For Weymouth sports boosters, this spring’s town budget is the biggest game in town - one they say they’ll win only if $100,000 for high school athletics is written into the 2013 spending plan.
Strained finances have cut into school budgets across the south suburbs, but especially in Weymouth, where high school athletics gets no public financing. The town’s school budget has had no money for sports - except for coaches’ salaries - in three of the past four years. The program has been supported by fees, gate receipts, aggressive private fund-raising, and a standing gift account that athletic director Kevin Mackin said will run out this spring.
That account has provided about $100,000 of the sports programs’ $400,000 annual cost, Mackin said. Without an infusion of a similar amount of cash, he said he’s left with little choice except to cut the number of teams at Weymouth High School, raise fees that students pay to play, or both.
About 900 of the school’s roughly 2,000 students participate in 27 sports, he said.
“If we don’t get the money, we can’t offer the same services,’’ Mackin said. “We’d try to preserve what we can. I’m hoping we don’t get to that point.
“I think it would be a tragedy,’’ he added. “The value of these programs really can’t be overstated. [Students] learn accountability, work ethic, performing under pressure, and [the teams] generate a lot of pride within the high school and the community. The loss of that would truly be a loss of a big piece of the high school experience.’’
Parents and students are using those arguments - and the threat that families would turn to private schools or move from Weymouth - to try to persuade town officials to invest in the sports program.
A new group, the Weymouth Athletics Boosters Association, coalesced around the cause last month, naming parent Gustavo Perez as its president.
So far, the group has successfully lobbied the school administration to include $100,000 in the proposed $57.2 million school budget for fiscal 2013. The next step, according to Perez, is to convince the School Committee, mayor, and the Town Council that the funding is necessary.
The boosters packed a recent School Committee hearing on the budget and plan to keep up a steady flow of letters and e-mails to make their case before a scheduled March 8 vote.
After that, the mayor and Town Council will vote on a townwide spending plan, including the schools, with a final vote expected in the spring.
Some School Committee members and councilors already have expressed support for putting money in the budget for high school sports. But Perez said the association isn’t banking on an easy victory.
Weymouth has faced tough financial constraints for the past several years and numerous interests would love additional funding, he acknowledged.
“We recognize the existence of competing priorities, but have asked decision-makers to weigh the significant cost of not funding athletics compared to other initiatives,’’ Perez said.
“The strategy is to mobilize the sports community and overall community in Weymouth, to create awareness and educate people, and advocate,’’ he said. “We intend to keep the spotlight on this issue and to really hold our elected leaders accountable.’’
Interim school superintendent Matthew Ferron has included the money the association wants in his proposed fiscal 2013 budget. He said he wants to provide relief for parents who are fund-raising as well as paying student participation fees that start at $200 per sport and go up to $400 for hockey.

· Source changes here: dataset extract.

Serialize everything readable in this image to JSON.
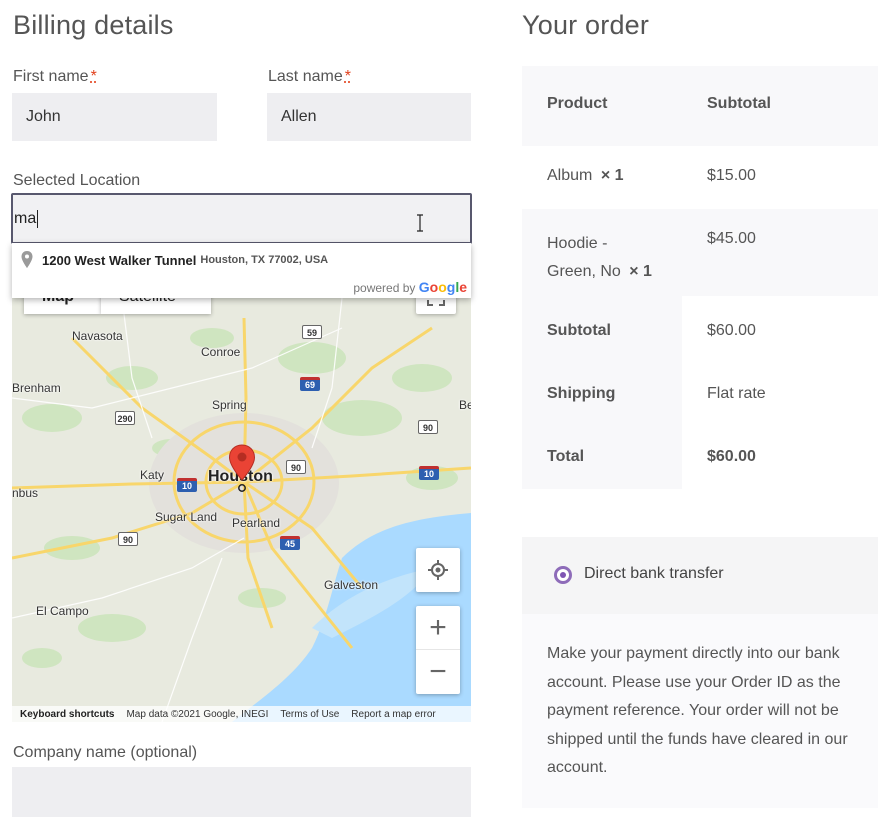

Parents’ booster groups also buy uniforms, hockey pucks, basketballs, baseballs, footballs, and other supplies, he said.
“It’s unrealistic to expect the level of support can continue in this climate, especially considering everybody else is looking for help as well - youth sports and Scouts, church groups and other school groups,’’ Ferron said. “This is a very generous community, [but] the community can only support so much.’’
But Ferron said he couldn’t guarantee the sports money will stay in the budget. That’s a political decision, he said, and one that depends in part on other demands and on available revenue.
Ferron’s budget proposal is some $3 million more than current spending.
The increase includes the sports money and about $787,000 for contractual obligations, for such things as longevity and step raises that are built into staff contracts - increases automatically paid for cumulative time on the job.
Ferron also has added money for increased energy and transportation costs and special education tuitions.
The budget proposal doesn’t include any negotiated pay increases for the system’s approximately 1,000 employees - about 530 of them teachers - who are represented by seven unions, he said. All of the contracts are in negotiation, or about to enter negotiation - and the potential impact on the budget is unknown, he said.
Ferron said his budget proposal includes no new programs or staffing, and no layoffs or reductions in staff.
In the end, he said, “we will work with the [budget] number, whatever it is. It’s up to me to make it work.’’
Perez, whose youngest son plays basketball and soccer at Weymouth High, said the boosters association will continue to work to have money in the budget for high school sports, and has reached out to parents with younger children.
“As a parent of kids who grew up playing Weymouth youth sports, I know these little kids aspire to compete in sports at the high school. We believe those sports need to be there, as they have been for thousands of other Weymouth High athletes preceding them,’’ he said.